Young plants propagated from ancient and threatened yew trees and collected from around the world are being used to create a unique heritage hedge and important conservation resource in Scotland at the Royal Botanic Garden Edinburgh (RBGE).
The hedge will be created using 2,000 small trees from the common yew (Taxus baccata). Planted around the perimeter of the Garden, it will cover a kilometre in length and take an estimated 10 years to complete.
At the heart of the project are progenies of the most ancient of all, the Fortingall yew which stands in Aberfeldy, Perthshire. Estimated to be 3,000 years old, it is thought to be the oldest living tree in the UK, if not in Europe.
RBGE also has a precious collection of plants propagated from famous trees in England. These include cuttings from Down House in Kent, home of the legendary naturalist Charles Darwin, and from Borrowdale in Cumbria, made famous by William Wordsworth in his poem Yew Trees.
From Wales, there are plants from ancient yews which have stood for hundreds of years in church yards at Buttington in Powys, St Digain’s in Llangernyw and St James’s in Nantglyn, Denbighshire. Northern Ireland is represented by cuttings from the ancient yews at Crom Castle in County Fermanagh and the Republic of Ireland by small trees propagated from heritage yews at Muckross Abbey in Killarney.
The Royal Botanic Garden Edinburgh’s Martin Gardner, Co-ordinator of its International Conifer Conservation Programme, says: “This is the first time that a botanic garden will be surrounded by a conservation hedge and it is of great importance. There is a need to conserve old-growth trees and remnant populations, and to safe-guard plant biodiversity in the face of global environmental change.
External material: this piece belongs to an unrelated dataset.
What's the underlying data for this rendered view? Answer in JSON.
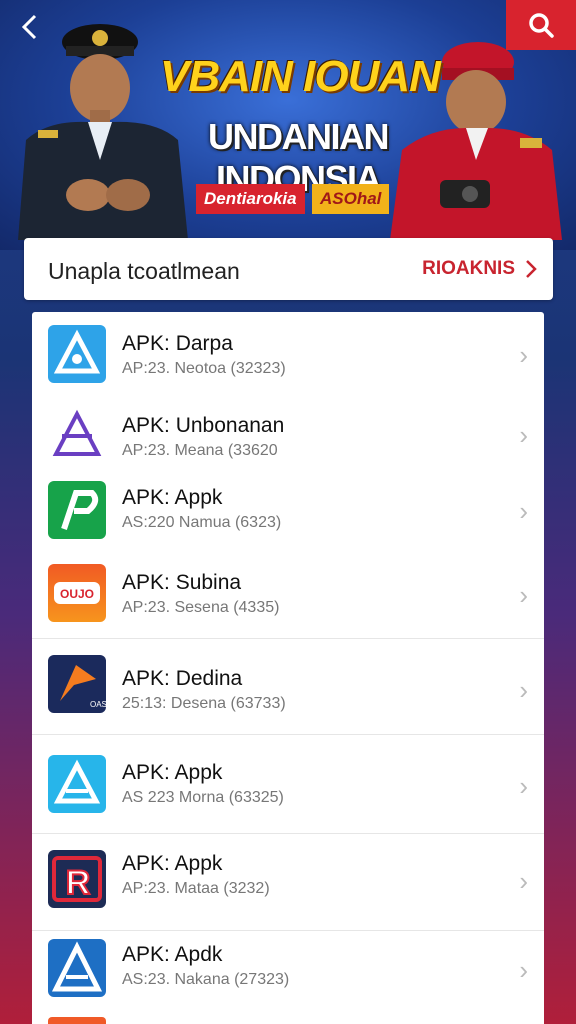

“Once the hedge is established, I look forward to being asked why the yew hedge is not uniform in growth, colour and texture. My response will simply be ‘Ah, but that is biodiversity for you’.”
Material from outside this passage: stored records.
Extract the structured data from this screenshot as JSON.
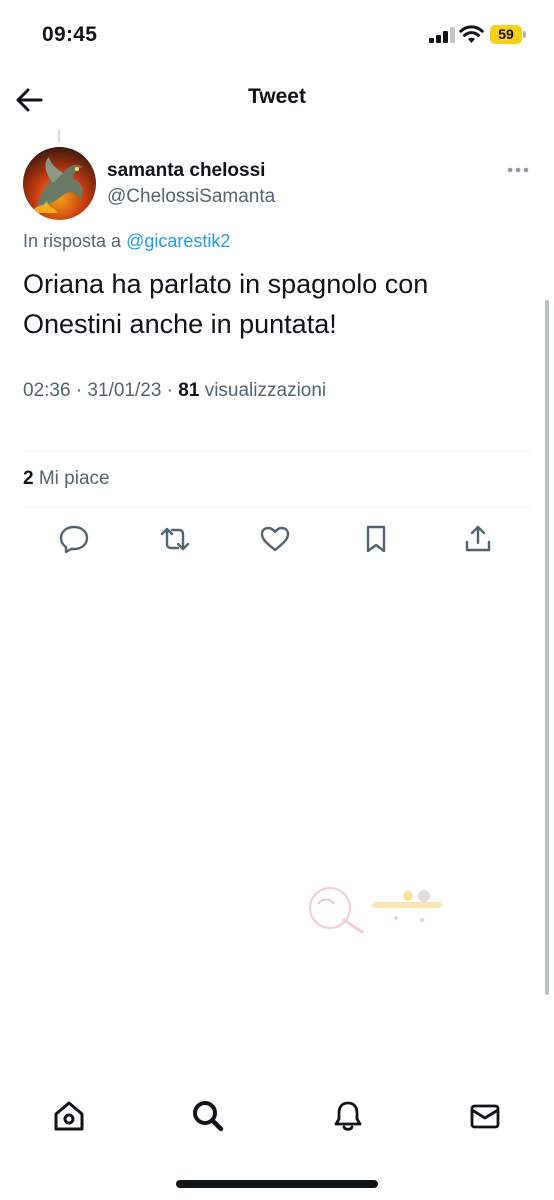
{
  "status_bar": {
    "time": "09:45",
    "battery_level": "59",
    "battery_color": "#f7d117"
  },
  "nav": {
    "back_icon": "arrow-left-icon",
    "title": "Tweet"
  },
  "tweet": {
    "author": {
      "display_name": "samanta chelossi",
      "handle": "@ChelossiSamanta",
      "avatar_icon": "dragon-avatar"
    },
    "reply_context": {
      "prefix": "In risposta a",
      "mention": "@gicarestik2"
    },
    "text": "Oriana ha parlato in spagnolo con Onestini anche in puntata!",
    "timestamp": "02:36 · 31/01/23 ·",
    "views_count": "81",
    "views_label": "visualizzazioni",
    "likes_count": "2",
    "likes_label": "Mi piace"
  },
  "actions": [
    {
      "name": "reply",
      "icon": "comment-icon"
    },
    {
      "name": "retweet",
      "icon": "retweet-icon"
    },
    {
      "name": "like",
      "icon": "heart-icon"
    },
    {
      "name": "bookmark",
      "icon": "bookmark-icon"
    },
    {
      "name": "share",
      "icon": "share-icon"
    }
  ],
  "bottom_nav": [
    {
      "name": "home",
      "icon": "home-icon"
    },
    {
      "name": "search",
      "icon": "search-icon"
    },
    {
      "name": "notifications",
      "icon": "bell-icon"
    },
    {
      "name": "messages",
      "icon": "mail-icon"
    }
  ],
  "colors": {
    "text_primary": "#0f1419",
    "text_secondary": "#536471",
    "link": "#1d9bf0",
    "divider": "#eff3f4"
  }
}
Among the first plantings are the young trees from the Fortingall yew and other famous Scottish heritage trees including Bruce’s Yew in Stirlingshire, thought to be a tree that gave shelter to Robert the Bruce and his soldiers and the John Knox yew in Renfrewshire under which it is claimed the famous reformer gave his first sermon in 1556.
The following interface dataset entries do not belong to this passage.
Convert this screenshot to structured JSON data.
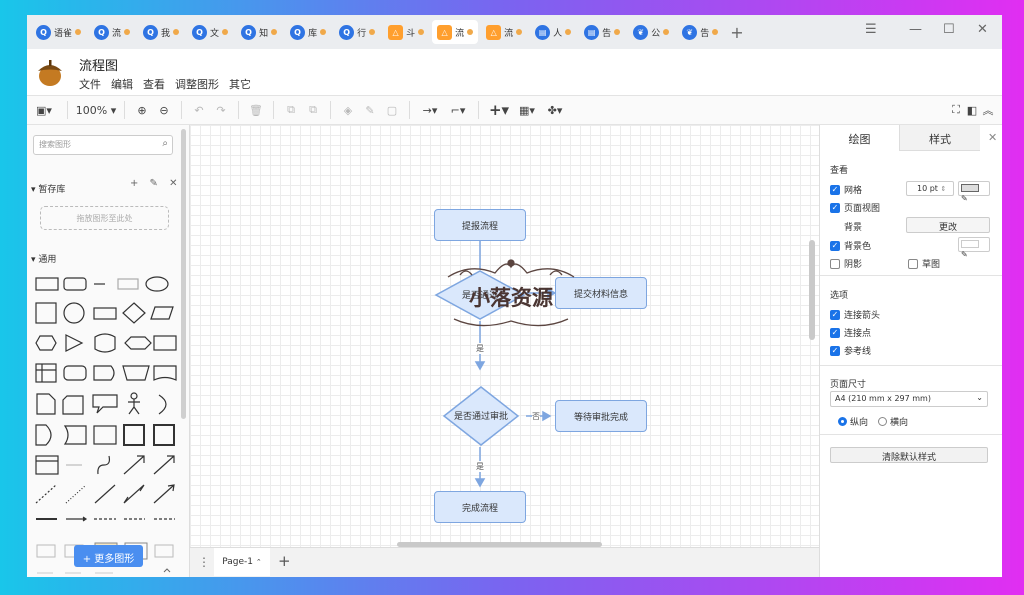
{
  "tabs": [
    {
      "title": "语雀",
      "icon": "q-icon",
      "color": "#2f74e3"
    },
    {
      "title": "流",
      "icon": "q-icon",
      "color": "#2f74e3"
    },
    {
      "title": "我",
      "icon": "q-icon",
      "color": "#2f74e3"
    },
    {
      "title": "文",
      "icon": "q-icon",
      "color": "#2f74e3"
    },
    {
      "title": "知",
      "icon": "q-icon",
      "color": "#2f74e3"
    },
    {
      "title": "库",
      "icon": "q-icon",
      "color": "#2f74e3"
    },
    {
      "title": "行",
      "icon": "q-icon",
      "color": "#2f74e3"
    },
    {
      "title": "斗",
      "icon": "triangle-icon",
      "color": "#ff9f2e"
    },
    {
      "title": "流",
      "icon": "triangle-icon",
      "color": "#ff9f2e"
    },
    {
      "title": "流",
      "icon": "triangle-icon",
      "color": "#ff9f2e"
    },
    {
      "title": "人",
      "icon": "doc-icon",
      "color": "#2f74e3"
    },
    {
      "title": "告",
      "icon": "doc-icon",
      "color": "#2f74e3"
    },
    {
      "title": "公",
      "icon": "leaf-icon",
      "color": "#2f74e3"
    },
    {
      "title": "告",
      "icon": "leaf-icon",
      "color": "#2f74e3"
    }
  ],
  "new_tab": "+",
  "window_controls": {
    "menu": "☰",
    "min": "—",
    "max": "☐",
    "close": "✕"
  },
  "app": {
    "title": "流程图",
    "menu": [
      "文件",
      "编辑",
      "查看",
      "调整图形",
      "其它"
    ]
  },
  "toolbar": {
    "zoom": "100%"
  },
  "left": {
    "search_placeholder": "搜索图形",
    "scratchpad": "暂存库",
    "scratchpad_actions": "+ ✎ ✕",
    "drop_hint": "拖放图形至此处",
    "general": "通用",
    "more_shapes": "+ 更多图形"
  },
  "diagram": {
    "nodes": [
      "提报流程",
      "提交材料信息",
      "是否通过审批",
      "等待审批完成",
      "完成流程"
    ],
    "diamond1": "是否通过",
    "edge_labels": [
      "是",
      "否",
      "是"
    ]
  },
  "watermark": "小落资源",
  "right": {
    "tabs": [
      "绘图",
      "样式"
    ],
    "close": "✕",
    "view_label": "查看",
    "grid": "网格",
    "grid_size": "10 pt",
    "page_view": "页面视图",
    "background": "背景",
    "change_btn": "更改",
    "bg_color": "背景色",
    "shadow": "阴影",
    "sketch": "草图",
    "options_label": "选项",
    "connection_arrows": "连接箭头",
    "connection_points": "连接点",
    "guides": "参考线",
    "paper_size": "页面尺寸",
    "paper_value": "A4 (210 mm x 297 mm)",
    "portrait": "纵向",
    "landscape": "横向",
    "reset_btn": "清除默认样式"
  },
  "bottom": {
    "page": "Page-1",
    "add": "+"
  }
}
Around 20 per cent of the hedge will comprise of plants grown from heritage trees. The rest will be from populations worldwide where the Taxus genus is listed nationally as threatened. In total, 14 foreign countries will be represented in the hedge including the Czech Republic, Albania and Croatia. Seed collections have also come from yew forests in Sochi, Russia as well as from Crimea.
There are many well-documented heritage old-growth yew trees to be found in churchyards and stately homes. The common yew has always played an important part in the culture of mankind through folklore, medicine, warfare and religion and represents a powerful symbol of resurrection.